Cincinnati Zoo is doing a live video on their Facebook page each weekday at 3 pm Eastern Time. They will be highlighting their favorite animals and sending kids off to do an activity from home. 

At nps.gov kids can download special interest books. 

Our local library here in Utah is live-streaming their storytime on Instagram live every weekday at 11 am MST and a boredom buster for kids at 4 pm. You can follow them at @provolibrary 

Utah’s Hogle Zoo is doing a Facebook and Instagram live every day at 11:30 am MST featuring their fun animals and educating them on each one. 

Search around on every social media platform and you are certain to find a variety of posts and live videos geared towards educating kids because everyone can see the need right now. Also, a simple post to help parents make it through as well.

Other resources you most likely know as a teacher, but maybe haven’t mentioned to parents yet: 

GoNoodle, Khan Academy, Newsela, National Geographic Kids, PBS kids, Starfall ABC app and Starfall.com, VOOKS, Virtual Field Trips,  and Lucid Charts. Also, remind students they can still collaborate with peers via Google Drive. 


Guys, we can do this. It’s going to be hard and uncomfortable for most, but we can band together amidst the chaos and confusion. 

What other tips and resources do you have for parents and teachers? Let’s start a list together, we can go further with collaboration! 

Parent Resources For School Closures

With schools across the nation shutting down for COVID-19 social distancing purposes, parents are left at home, many overwhelmed by keeping up with student’s needs for learning. 

First, take a deep breath.
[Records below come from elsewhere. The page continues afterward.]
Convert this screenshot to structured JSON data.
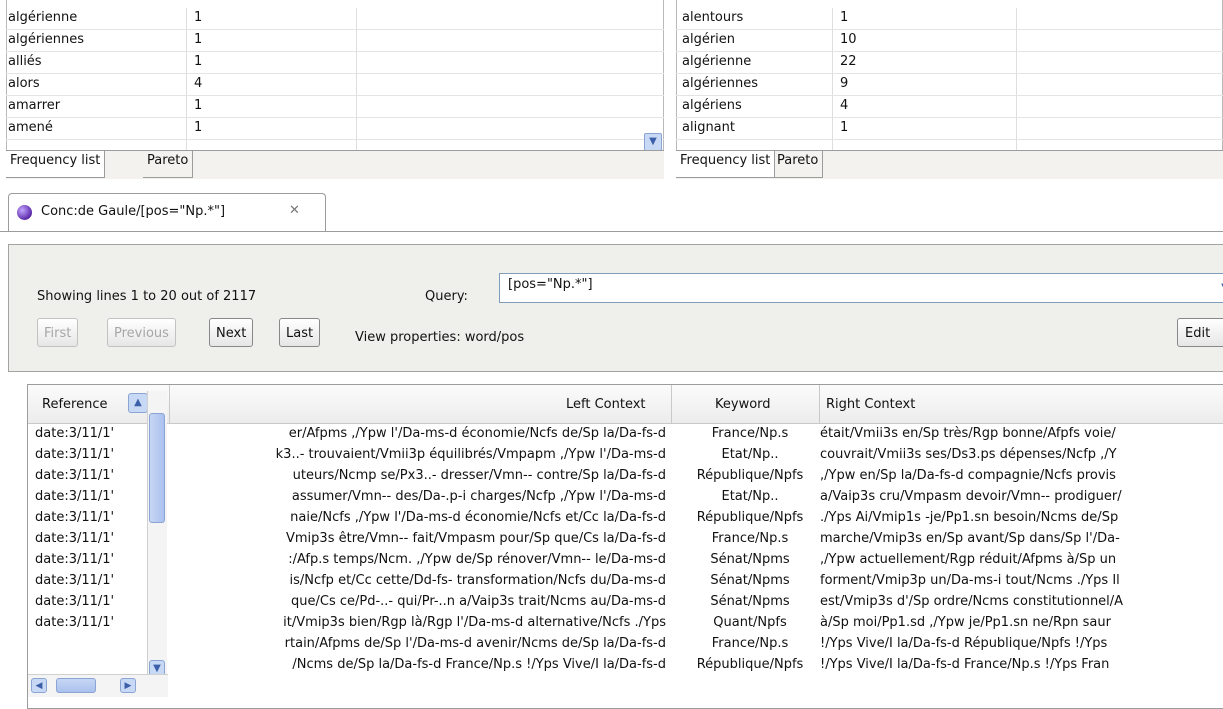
{
  "freq_left": {
    "rows": [
      {
        "word": "algérienne",
        "count": "1"
      },
      {
        "word": "algériennes",
        "count": "1"
      },
      {
        "word": "alliés",
        "count": "1"
      },
      {
        "word": "alors",
        "count": "4"
      },
      {
        "word": "amarrer",
        "count": "1"
      },
      {
        "word": "amené",
        "count": "1"
      }
    ],
    "tabs": [
      "Frequency list",
      "Pareto"
    ]
  },
  "freq_right": {
    "rows": [
      {
        "word": "alentours",
        "count": "1"
      },
      {
        "word": "algérien",
        "count": "10"
      },
      {
        "word": "algérienne",
        "count": "22"
      },
      {
        "word": "algériennes",
        "count": "9"
      },
      {
        "word": "algériens",
        "count": "4"
      },
      {
        "word": "alignant",
        "count": "1"
      }
    ],
    "tabs": [
      "Frequency list",
      "Pareto"
    ]
  },
  "editor_tab": {
    "title": "Conc:de Gaule/[pos=\"Np.*\"]",
    "close_glyph": "✕",
    "icon": "concordance-globe-icon"
  },
  "query_panel": {
    "showing": "Showing lines 1 to 20 out of 2117",
    "query_label": "Query:",
    "query_value": "[pos=\"Np.*\"]",
    "buttons": {
      "first": "First",
      "previous": "Previous",
      "next": "Next",
      "last": "Last",
      "edit": "Edit"
    },
    "view_properties": "View properties: word/pos"
  },
  "concordance": {
    "headers": {
      "reference": "Reference",
      "left": "Left Context",
      "keyword": "Keyword",
      "right": "Right Context"
    },
    "rows": [
      {
        "ref": "date:3/11/1'",
        "left": "er/Afpms ,/Ypw l'/Da-ms-d économie/Ncfs de/Sp la/Da-fs-d",
        "kw": "France/Np.s",
        "right": "était/Vmii3s en/Sp très/Rgp bonne/Afpfs voie/"
      },
      {
        "ref": "date:3/11/1'",
        "left": "k3..- trouvaient/Vmii3p équilibrés/Vmpapm ,/Ypw l'/Da-ms-d",
        "kw": "Etat/Np..",
        "right": "couvrait/Vmii3s ses/Ds3.ps dépenses/Ncfp ,/Y"
      },
      {
        "ref": "date:3/11/1'",
        "left": "uteurs/Ncmp se/Px3..- dresser/Vmn-- contre/Sp la/Da-fs-d",
        "kw": "République/Npfs",
        "right": ",/Ypw en/Sp la/Da-fs-d compagnie/Ncfs provis"
      },
      {
        "ref": "date:3/11/1'",
        "left": "assumer/Vmn-- des/Da-.p-i charges/Ncfp ,/Ypw l'/Da-ms-d",
        "kw": "Etat/Np..",
        "right": "a/Vaip3s cru/Vmpasm devoir/Vmn-- prodiguer/"
      },
      {
        "ref": "date:3/11/1'",
        "left": "naie/Ncfs ,/Ypw l'/Da-ms-d économie/Ncfs et/Cc la/Da-fs-d",
        "kw": "République/Npfs",
        "right": "./Yps Ai/Vmip1s -je/Pp1.sn besoin/Ncms de/Sp"
      },
      {
        "ref": "date:3/11/1'",
        "left": "Vmip3s être/Vmn-- fait/Vmpasm pour/Sp que/Cs la/Da-fs-d",
        "kw": "France/Np.s",
        "right": "marche/Vmip3s en/Sp avant/Sp dans/Sp l'/Da-"
      },
      {
        "ref": "date:3/11/1'",
        "left": ":/Afp.s temps/Ncm. ,/Ypw de/Sp rénover/Vmn-- le/Da-ms-d",
        "kw": "Sénat/Npms",
        "right": ",/Ypw actuellement/Rgp réduit/Afpms à/Sp un"
      },
      {
        "ref": "date:3/11/1'",
        "left": "is/Ncfp et/Cc cette/Dd-fs- transformation/Ncfs du/Da-ms-d",
        "kw": "Sénat/Npms",
        "right": "forment/Vmip3p un/Da-ms-i tout/Ncms ./Yps Il"
      },
      {
        "ref": "date:3/11/1'",
        "left": "que/Cs ce/Pd-..- qui/Pr-..n a/Vaip3s trait/Ncms au/Da-ms-d",
        "kw": "Sénat/Npms",
        "right": "est/Vmip3s d'/Sp ordre/Ncms constitutionnel/A"
      },
      {
        "ref": "date:3/11/1'",
        "left": "it/Vmip3s bien/Rgp là/Rgp l'/Da-ms-d alternative/Ncfs ./Yps",
        "kw": "Quant/Npfs",
        "right": "à/Sp moi/Pp1.sd ,/Ypw je/Pp1.sn ne/Rpn saur"
      },
      {
        "ref": "",
        "left": "rtain/Afpms de/Sp l'/Da-ms-d avenir/Ncms de/Sp la/Da-fs-d",
        "kw": "France/Np.s",
        "right": "!/Yps Vive/I la/Da-fs-d République/Npfs !/Yps"
      },
      {
        "ref": "",
        "left": "/Ncms de/Sp la/Da-fs-d France/Np.s !/Yps Vive/I la/Da-fs-d",
        "kw": "République/Npfs",
        "right": "!/Yps Vive/I la/Da-fs-d France/Np.s !/Yps Fran"
      }
    ]
  },
  "colors": {
    "panel_bg": "#efefeb",
    "tab_bg": "#f3f2ee",
    "scroll_accent": "#aac1ee"
  }
}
There are resources and help out there for you, and I want to share my best tips with you as well. 

Whether you have a newborn or a college student moving home, these basic principals apply. 

TALK

Talk to your kids. Ask them their thoughts and feelings, tell them about your day and your thoughts and feelings. Comment on colors of objects or numbers around you. Have open, fun conversations. 

SING

Sing lullabies and I’m A Little Teapot, sing made up songs about washing hands, and throw a little Queen in there. Sing them songs. 

READ

Read picture books and chapter books. Read their favorite book and your favorite book. Read them magazines and online articles. It doesn’t matter what you’re reading, it just matters that you READ. 

WRITE

Write small journal entries about their day, write a book, write a sentence. Have them notice everyday life and write about it. Let them see the scientific method be put to use every day in the simple things like getting dressed or choosing a breakfast food, and write it down. Use a pencil, use a pen, use a computer, but all they need to do is put words together to make sentences. Or if they are younger, put pictures together to create a story! 

PLAY

Engage in real, genuine, play. Make pillow forts and cuddle on the couch. Just enjoy your time together and use your imagination. 


No need to overcomplicate an already stressful situation. Just take it day by day, do your best, and wash your hands. You’ve got this!